Due diligence in communication with the seller before purchase is a must.
As long as it worked
If $500 is the budget, including a cartridge, and you can't do your own work like re-capping and the like, I'd avoid a very possibly unreliable direct drive unless it came with some sort of warranty
That's the beauty of eBay, if the ad states it works (which this does) then you're completely covered. Shipping too although this table has free shipping. And this coverage extends for some time, as much as 6months.
Many items are offered with a 1yr square trade warranty. That aside with due diligence communicating with the seller before purchase it's not that hard to sort the wheat from the chaff. All of the used tables I've purchased through eBay still operate as designed. But I didn't buy basket cases for $50 then wonder why they needed work.
I think he wants a table to use this year, not a project
Exactly, read my edit above.
Do these look like projects?

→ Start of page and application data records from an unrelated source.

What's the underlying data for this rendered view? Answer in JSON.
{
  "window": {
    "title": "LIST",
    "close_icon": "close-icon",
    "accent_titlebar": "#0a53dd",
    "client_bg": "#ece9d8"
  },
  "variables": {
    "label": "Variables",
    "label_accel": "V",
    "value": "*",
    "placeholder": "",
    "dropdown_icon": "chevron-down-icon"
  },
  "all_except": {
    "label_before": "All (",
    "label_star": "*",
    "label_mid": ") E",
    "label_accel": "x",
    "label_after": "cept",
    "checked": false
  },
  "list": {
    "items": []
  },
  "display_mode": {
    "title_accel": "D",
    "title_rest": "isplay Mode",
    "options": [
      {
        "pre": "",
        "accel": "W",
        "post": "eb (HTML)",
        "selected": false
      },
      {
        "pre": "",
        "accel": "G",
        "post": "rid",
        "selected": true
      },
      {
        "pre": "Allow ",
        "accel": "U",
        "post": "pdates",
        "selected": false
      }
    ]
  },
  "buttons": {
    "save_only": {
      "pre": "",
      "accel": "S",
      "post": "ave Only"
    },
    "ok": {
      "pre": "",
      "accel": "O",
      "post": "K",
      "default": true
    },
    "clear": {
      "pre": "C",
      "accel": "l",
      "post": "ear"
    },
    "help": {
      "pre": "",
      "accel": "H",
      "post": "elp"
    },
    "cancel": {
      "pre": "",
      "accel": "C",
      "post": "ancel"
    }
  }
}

All purchased on eBay, all work as new, all purchased for less than $350, two for less than $250.
And quoted from the original post where the OP says used is ok, maybe you should let the OP speak for himself.
"I'm in need of a turntable that at the most can be $500. It's ok if the used price is lower. I'm ok with getting a hand me down."
I can't directly speak for the reliability of that particular Kenwood, because I've never owned or worked on one, but I currently have a total of eight* vintage Japanese made direct drive turntables between 33 and 43 years old and not a single one is unreliable or required a recap or any other electrical maintenance. Given that that particular Kenwood is a contemporary of the tables I own, and actually cost more new than any of mine, I can't imagine why it wouldn't be equally reliable. In fact, I'd love to have one.
It's the later decks with the servo arms and more advanced electronics that scare me away.
Case in point, I just finished servicing my oldest table last night, a Technics SL-1500, a fully manual direct drive model from 1975. It was the easiest deck to service I have ever owned. Being fully manual, there's very little that can go wrong. Just two drops of spindle oil every 2000 hours (about 10 years of average home use), maybe replace the heavy weight silicon oil in the cueing mechanism once every 20 - 30 years and Deoxit the speed control pots as needed if it stops holding speed. I doubt if any of this had ever been done before I got it, but could have been easily handled by any halfway competent tech. To me, it's any not more difficult than changing the oil in your own car, and like with the car, for those who don't want to do it themselves, there are professionals who will do it for them.
Point being, unless there are advanced electronics involved, most vintage Japanese made direct drive turntables will be reliable for many decades with only minimal maintenance. Do it yourself, or pay a processional to give it a good servicing once every ten years or so, and it will probably outlast most owners.
* 2 Technics, 2 MCS also made by Panasonic, 2 JVC, 1 Realistic made by CEC and 1 Sony
Spent a long time making a case you didn't need to
All I run now for personal use are Japanese direct drives, my point was there is nothing special about the Kenwoods (I have owned a couple and worked on several others) except the vestigial hype from the 70s focused primarily on the composite base material which was a novelty for about 2 seconds
You also have to remember that just because you get lucky in the used market doesn't mean everyone will
Sure, I believe that - 10 or 15 years ago
Now that's funny, nothing special about Kenwood's
Some people like to run them nude with multiple arms.
Then there's the legendary L07D
As for being lucky purchasing new, I think 6 pristine tables that work like new goes beyond luck, it's due diligence communicating with the seller before purchase as I mentioned.
Separate names with a comma.